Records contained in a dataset
------------------------------------------------------------------------

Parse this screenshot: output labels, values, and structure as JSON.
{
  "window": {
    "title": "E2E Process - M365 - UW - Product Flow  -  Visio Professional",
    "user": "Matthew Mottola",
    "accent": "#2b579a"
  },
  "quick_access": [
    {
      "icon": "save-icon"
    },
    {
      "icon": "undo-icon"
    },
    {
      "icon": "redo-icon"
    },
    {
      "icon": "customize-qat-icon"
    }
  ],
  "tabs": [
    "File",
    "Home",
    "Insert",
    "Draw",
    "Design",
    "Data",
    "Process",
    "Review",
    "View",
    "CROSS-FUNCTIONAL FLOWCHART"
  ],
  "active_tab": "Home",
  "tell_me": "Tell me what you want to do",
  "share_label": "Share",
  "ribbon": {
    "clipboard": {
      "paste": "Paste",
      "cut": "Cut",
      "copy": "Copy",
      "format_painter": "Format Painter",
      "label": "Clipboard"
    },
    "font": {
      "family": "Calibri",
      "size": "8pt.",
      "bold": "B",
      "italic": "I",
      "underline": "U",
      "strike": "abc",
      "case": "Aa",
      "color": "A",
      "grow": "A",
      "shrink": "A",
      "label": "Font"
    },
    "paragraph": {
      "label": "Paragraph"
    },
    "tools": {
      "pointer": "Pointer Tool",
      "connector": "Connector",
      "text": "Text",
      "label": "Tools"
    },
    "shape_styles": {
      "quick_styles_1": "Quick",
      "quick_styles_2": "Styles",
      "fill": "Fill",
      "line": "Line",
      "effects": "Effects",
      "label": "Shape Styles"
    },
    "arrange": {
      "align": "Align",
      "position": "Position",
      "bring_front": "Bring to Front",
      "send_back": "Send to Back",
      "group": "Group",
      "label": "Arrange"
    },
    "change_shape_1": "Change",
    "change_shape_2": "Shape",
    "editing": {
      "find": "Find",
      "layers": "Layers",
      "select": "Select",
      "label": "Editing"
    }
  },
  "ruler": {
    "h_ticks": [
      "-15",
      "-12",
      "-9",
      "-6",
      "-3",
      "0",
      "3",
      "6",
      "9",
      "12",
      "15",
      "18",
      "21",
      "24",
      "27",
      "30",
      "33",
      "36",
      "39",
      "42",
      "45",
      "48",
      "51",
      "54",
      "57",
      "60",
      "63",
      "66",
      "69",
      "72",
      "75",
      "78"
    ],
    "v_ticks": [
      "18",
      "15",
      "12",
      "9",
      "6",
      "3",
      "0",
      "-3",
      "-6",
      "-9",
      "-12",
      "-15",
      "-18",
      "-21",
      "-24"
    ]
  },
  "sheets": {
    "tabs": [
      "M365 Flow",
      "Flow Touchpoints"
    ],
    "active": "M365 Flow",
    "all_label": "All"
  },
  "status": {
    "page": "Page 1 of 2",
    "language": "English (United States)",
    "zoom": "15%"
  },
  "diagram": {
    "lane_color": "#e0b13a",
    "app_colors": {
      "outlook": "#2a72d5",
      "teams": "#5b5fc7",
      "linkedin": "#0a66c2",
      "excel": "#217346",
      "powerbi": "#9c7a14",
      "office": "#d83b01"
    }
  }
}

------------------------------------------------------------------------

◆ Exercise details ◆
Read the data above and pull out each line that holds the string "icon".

◆ Response for this exercise ◆
      "icon": "save-icon"
      "icon": "undo-icon"
      "icon": "redo-icon"
      "icon": "customize-qat-icon"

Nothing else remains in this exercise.